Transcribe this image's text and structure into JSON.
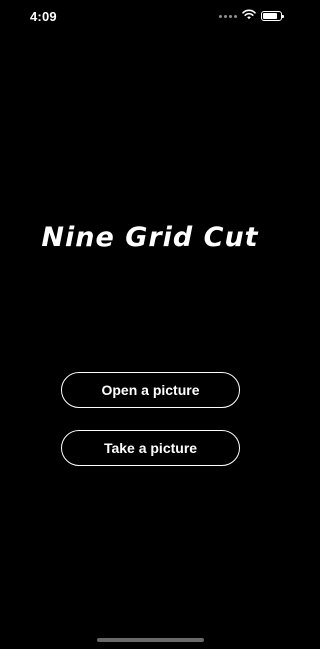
{
  "status_bar": {
    "time": "4:09",
    "icons": [
      "cellular-signal-icon",
      "wifi-icon",
      "battery-icon"
    ],
    "battery_level": 0.85
  },
  "app": {
    "title": "Nine Grid Cut"
  },
  "actions": {
    "open_label": "Open a picture",
    "take_label": "Take a picture"
  },
  "colors": {
    "background": "#000000",
    "foreground": "#ffffff",
    "home_indicator": "#6a6a6a"
  }
}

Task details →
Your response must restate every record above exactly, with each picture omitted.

Solution to this problem →
Transcribe this image's text and structure into JSON.
{
  "status_bar": {
    "time": "4:09",
    "icons": [
      "cellular-signal-icon",
      "wifi-icon",
      "battery-icon"
    ],
    "battery_level": 0.85
  },
  "app": {
    "title": "Nine Grid Cut"
  },
  "actions": {
    "open_label": "Open a picture",
    "take_label": "Take a picture"
  },
  "colors": {
    "background": "#000000",
    "foreground": "#ffffff",
    "home_indicator": "#6a6a6a"
  }
}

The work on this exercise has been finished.